Literature on food-borne diseases notes that low- and middle-income nations bear the brunt of this burden and that this issue is likely to get worse. This is especially true for countries in Southeast Asia, South Asia, and sub-Saharan Africa. In fact, a 2018 World Bank study found that in low- and middle-income nations, the cost of treating illnesses caused by unsafe food amounted to US$15 billion (about R205 billion), while productivity losses amounted to US$95,2 billion (about R1.3 trillion) a year.
However, the same report mentions that other costs resulting from unsafe food such as “…losses of farm and company sales, foregone trade income, the health repercussions of consumer avoidance of perishable yet nutrient-rich foods and the environmental burden of food waste” are harder to quantify. While the prevalence of food-borne risks is well documented in developed nations, developing nations lack regular reporting on these issues, making it difficult to monitor these trends (Mbonane & Naicker 2020). In essence, this issue could be far greater than we assume it to be.
Many reasons are offered as to why Africa bears the brunt of this burden. Generally, the issue is focused on a lack of policy coherence or a general neglect of public health. Jaffee et al. (2020: 115) assert that African diets are dominated by cheap staples such as maize, cereals, rice and cassava, which is driven by policy intended to ensure the affordability and availability of these foods while lessening the detriment brought about by conditions such as malaria, HIV/Aids and tuberculosis, among others.
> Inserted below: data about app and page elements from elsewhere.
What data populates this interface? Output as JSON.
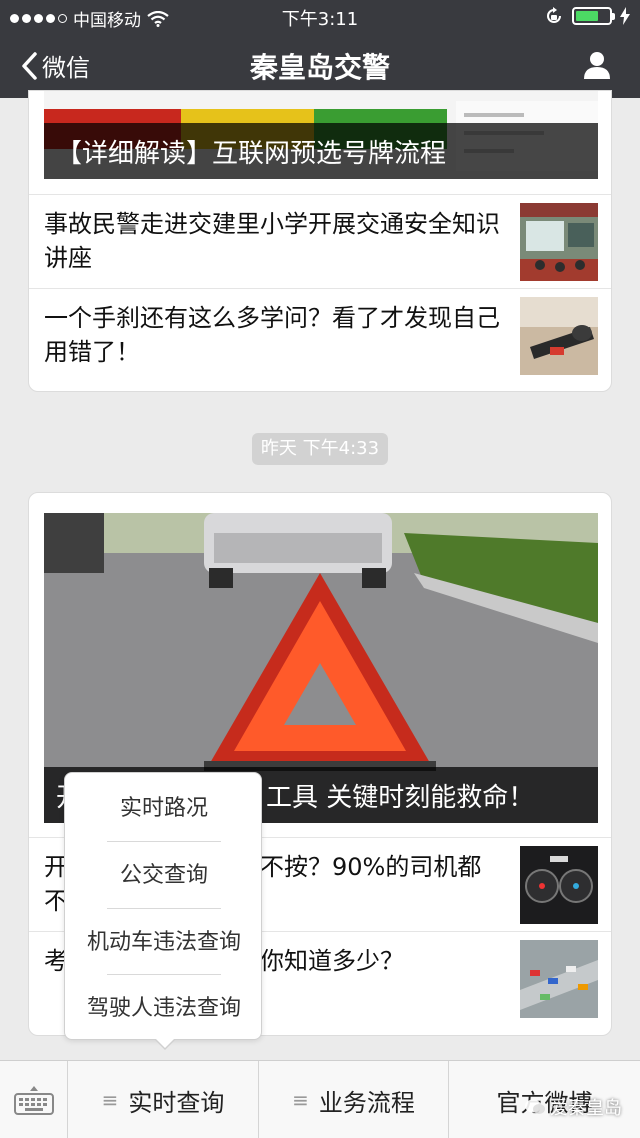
{
  "status_bar": {
    "carrier": "中国移动",
    "time": "下午3:11"
  },
  "nav": {
    "back_label": "微信",
    "title": "秦皇岛交警"
  },
  "card1": {
    "hero_caption": "【详细解读】互联网预选号牌流程",
    "articles": [
      {
        "title": "事故民警走进交建里小学开展交通安全知识讲座"
      },
      {
        "title": "一个手刹还有这么多学问？看了才发现自己用错了！"
      }
    ]
  },
  "timestamp": "昨天 下午4:33",
  "card2": {
    "hero_caption": "开车必备的这个工具 关键时刻能救命！",
    "hero_caption_visible_right": "工具 关键时刻能救命！",
    "hero_caption_visible_left": "开",
    "articles": [
      {
        "visible_left": "开",
        "visible_left2": "不",
        "visible_right": "不按？90%的司机都"
      },
      {
        "visible_left": "考",
        "visible_right": "你知道多少？"
      }
    ]
  },
  "popup_menu": {
    "items": [
      "实时路况",
      "公交查询",
      "机动车违法查询",
      "驾驶人违法查询"
    ]
  },
  "bottom_menu": {
    "tabs": [
      "实时查询",
      "业务流程",
      "官方微博"
    ]
  },
  "watermark": "爱秦皇岛",
  "colors": {
    "nav_bg": "#393a3f",
    "battery_green": "#4cd964"
  }
}
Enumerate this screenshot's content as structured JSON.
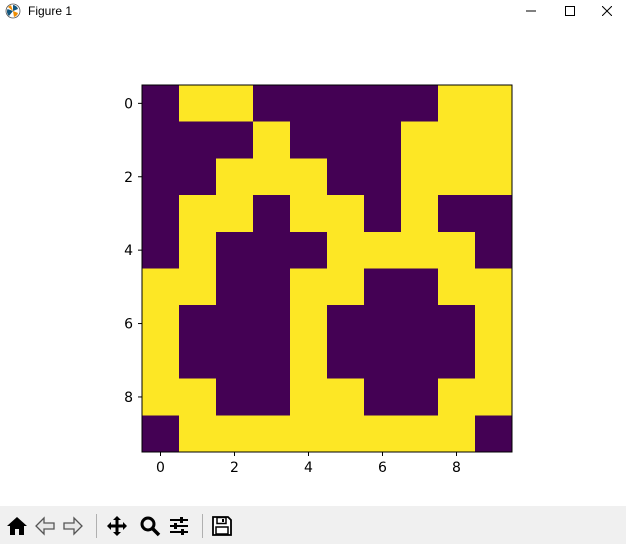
{
  "window": {
    "title": "Figure 1",
    "minimize_icon": "minimize-icon",
    "maximize_icon": "maximize-icon",
    "close_icon": "close-icon"
  },
  "toolbar": {
    "buttons": [
      {
        "name": "home-button",
        "icon": "home-icon"
      },
      {
        "name": "back-button",
        "icon": "back-arrow-icon"
      },
      {
        "name": "forward-button",
        "icon": "forward-arrow-icon"
      },
      {
        "name": "pan-button",
        "icon": "move-icon"
      },
      {
        "name": "zoom-button",
        "icon": "zoom-icon"
      },
      {
        "name": "configure-subplots-button",
        "icon": "sliders-icon"
      },
      {
        "name": "save-button",
        "icon": "save-icon"
      }
    ]
  },
  "chart_data": {
    "type": "heatmap",
    "title": "",
    "xlabel": "",
    "ylabel": "",
    "colors": {
      "0": "#440154",
      "1": "#fde725"
    },
    "xticks": [
      0,
      2,
      4,
      6,
      8
    ],
    "yticks": [
      0,
      2,
      4,
      6,
      8
    ],
    "xlim": [
      -0.5,
      9.5
    ],
    "ylim": [
      9.5,
      -0.5
    ],
    "grid": [
      [
        0,
        1,
        1,
        0,
        0,
        0,
        0,
        0,
        1,
        1
      ],
      [
        0,
        0,
        0,
        1,
        0,
        0,
        0,
        1,
        1,
        1
      ],
      [
        0,
        0,
        1,
        1,
        1,
        0,
        0,
        1,
        1,
        1
      ],
      [
        0,
        1,
        1,
        0,
        1,
        1,
        0,
        1,
        0,
        0
      ],
      [
        0,
        1,
        0,
        0,
        0,
        1,
        1,
        1,
        1,
        0
      ],
      [
        1,
        1,
        0,
        0,
        1,
        1,
        0,
        0,
        1,
        1
      ],
      [
        1,
        0,
        0,
        0,
        1,
        0,
        0,
        0,
        0,
        1
      ],
      [
        1,
        0,
        0,
        0,
        1,
        0,
        0,
        0,
        0,
        1
      ],
      [
        1,
        1,
        0,
        0,
        1,
        1,
        0,
        0,
        1,
        1
      ],
      [
        0,
        1,
        1,
        1,
        1,
        1,
        1,
        1,
        1,
        0
      ]
    ]
  }
}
Presenting at the International Forum on Food Safety and Trade, Grace (2019) noted that donor investments into initiatives focused on food safety pale in comparison to investments into other sectors of health. Moreover, with the increasing need to address food security on the continent, many African nations are undergoing increased agricultural intensification. However, Grace (2015) argues that poor regulation of farming practices and the wider use of pesticides could increase the risk of food-borne diseases, which increases the risk of food contamination.
Food-borne diseases are likely to become more widespread with increases in the consumption of unsafe food and the expanding nature of value chains (the process of food production, from farm to fork). Bisholo, Ghuman and Haffejee (2018) argue that this preventable epidemic is a result of, among others, consuming uninspected food such as meat, fish and fresh produce.
But the poignant reality for Africa, according to Jaffee and Grace (2020), is that there is a dire need for increased investment and more adaptive and pragmatic domestic food safety policy. But this alone will not solve the problem for the continent. Food regulatory models adopted from developed, high-income nations are ill-suited to an African context, because they are derived from nations that focus on the legal enforcement of food practices through regular inspection and product testing, with the imposition of financial and/or legal penalties.
However, as Jaffee and Grace (2020) explain, food systems in Africa are predominated by informal foodways, micro and macro enterprises, and smallholder farming with limited resources for surveillance and inspection; this is compounded by weak legalistic frameworks and court procedures. It seems that for Africa, a complete paradigm shift around food safety is required.
Austin Pinkerton is an Andrew W Mellon Scholar in the Department of Political Sciences at the University of Pretoria.